Items from a data source
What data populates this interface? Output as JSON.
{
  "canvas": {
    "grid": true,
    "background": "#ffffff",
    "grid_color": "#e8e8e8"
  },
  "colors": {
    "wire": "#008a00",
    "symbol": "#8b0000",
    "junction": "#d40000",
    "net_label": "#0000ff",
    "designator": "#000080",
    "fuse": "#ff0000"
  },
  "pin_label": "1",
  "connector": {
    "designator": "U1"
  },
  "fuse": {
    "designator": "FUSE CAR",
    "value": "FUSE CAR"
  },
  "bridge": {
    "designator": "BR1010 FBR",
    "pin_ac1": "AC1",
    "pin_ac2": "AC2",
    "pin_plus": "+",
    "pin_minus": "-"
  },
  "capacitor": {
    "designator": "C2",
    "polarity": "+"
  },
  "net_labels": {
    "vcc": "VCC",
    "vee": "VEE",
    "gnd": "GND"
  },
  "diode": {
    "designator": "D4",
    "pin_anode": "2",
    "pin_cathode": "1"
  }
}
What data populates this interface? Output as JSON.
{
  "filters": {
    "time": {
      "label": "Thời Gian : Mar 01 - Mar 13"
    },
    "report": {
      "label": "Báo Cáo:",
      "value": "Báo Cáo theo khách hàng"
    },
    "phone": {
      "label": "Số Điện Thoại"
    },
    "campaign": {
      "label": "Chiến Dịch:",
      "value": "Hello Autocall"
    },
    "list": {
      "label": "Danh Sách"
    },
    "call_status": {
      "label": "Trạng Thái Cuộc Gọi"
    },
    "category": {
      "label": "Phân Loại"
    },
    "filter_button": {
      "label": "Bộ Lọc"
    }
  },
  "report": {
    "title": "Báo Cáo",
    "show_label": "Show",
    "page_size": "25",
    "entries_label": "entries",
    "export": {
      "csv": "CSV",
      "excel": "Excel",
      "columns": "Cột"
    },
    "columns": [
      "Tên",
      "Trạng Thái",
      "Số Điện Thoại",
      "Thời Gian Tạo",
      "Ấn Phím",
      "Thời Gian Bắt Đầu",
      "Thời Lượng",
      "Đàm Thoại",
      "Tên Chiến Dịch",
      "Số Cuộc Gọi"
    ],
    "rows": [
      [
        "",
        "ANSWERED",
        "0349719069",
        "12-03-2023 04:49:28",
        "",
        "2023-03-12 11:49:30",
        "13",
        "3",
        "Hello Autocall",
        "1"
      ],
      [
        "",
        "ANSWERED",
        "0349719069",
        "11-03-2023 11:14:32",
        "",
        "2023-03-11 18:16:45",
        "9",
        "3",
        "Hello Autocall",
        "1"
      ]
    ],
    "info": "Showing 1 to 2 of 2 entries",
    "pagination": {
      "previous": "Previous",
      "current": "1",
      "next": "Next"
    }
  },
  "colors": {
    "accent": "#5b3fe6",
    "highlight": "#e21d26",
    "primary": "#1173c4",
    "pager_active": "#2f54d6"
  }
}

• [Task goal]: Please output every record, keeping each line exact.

• [Output for this exercise]:
What data populates this interface? Output as JSON.
{
  "canvas": {
    "grid": true,
    "background": "#ffffff",
    "grid_color": "#e8e8e8"
  },
  "colors": {
    "wire": "#008a00",
    "symbol": "#8b0000",
    "junction": "#d40000",
    "net_label": "#0000ff",
    "designator": "#000080",
    "fuse": "#ff0000"
  },
  "pin_label": "1",
  "connector": {
    "designator": "U1"
  },
  "fuse": {
    "designator": "FUSE CAR",
    "value": "FUSE CAR"
  },
  "bridge": {
    "designator": "BR1010 FBR",
    "pin_ac1": "AC1",
    "pin_ac2": "AC2",
    "pin_plus": "+",
    "pin_minus": "-"
  },
  "capacitor": {
    "designator": "C2",
    "polarity": "+"
  },
  "net_labels": {
    "vcc": "VCC",
    "vee": "VEE",
    "gnd": "GND"
  },
  "diode": {
    "designator": "D4",
    "pin_anode": "2",
    "pin_cathode": "1"
  }
}
What data populates this interface? Output as JSON.
{
  "filters": {
    "time": {
      "label": "Thời Gian : Mar 01 - Mar 13"
    },
    "report": {
      "label": "Báo Cáo:",
      "value": "Báo Cáo theo khách hàng"
    },
    "phone": {
      "label": "Số Điện Thoại"
    },
    "campaign": {
      "label": "Chiến Dịch:",
      "value": "Hello Autocall"
    },
    "list": {
      "label": "Danh Sách"
    },
    "call_status": {
      "label": "Trạng Thái Cuộc Gọi"
    },
    "category": {
      "label": "Phân Loại"
    },
    "filter_button": {
      "label": "Bộ Lọc"
    }
  },
  "report": {
    "title": "Báo Cáo",
    "show_label": "Show",
    "page_size": "25",
    "entries_label": "entries",
    "export": {
      "csv": "CSV",
      "excel": "Excel",
      "columns": "Cột"
    },
    "columns": [
      "Tên",
      "Trạng Thái",
      "Số Điện Thoại",
      "Thời Gian Tạo",
      "Ấn Phím",
      "Thời Gian Bắt Đầu",
      "Thời Lượng",
      "Đàm Thoại",
      "Tên Chiến Dịch",
      "Số Cuộc Gọi"
    ],
    "rows": [
      [
        "",
        "ANSWERED",
        "0349719069",
        "12-03-2023 04:49:28",
        "",
        "2023-03-12 11:49:30",
        "13",
        "3",
        "Hello Autocall",
        "1"
      ],
      [
        "",
        "ANSWERED",
        "0349719069",
        "11-03-2023 11:14:32",
        "",
        "2023-03-11 18:16:45",
        "9",
        "3",
        "Hello Autocall",
        "1"
      ]
    ],
    "info": "Showing 1 to 2 of 2 entries",
    "pagination": {
      "previous": "Previous",
      "current": "1",
      "next": "Next"
    }
  },
  "colors": {
    "accent": "#5b3fe6",
    "highlight": "#e21d26",
    "primary": "#1173c4",
    "pager_active": "#2f54d6"
  }
}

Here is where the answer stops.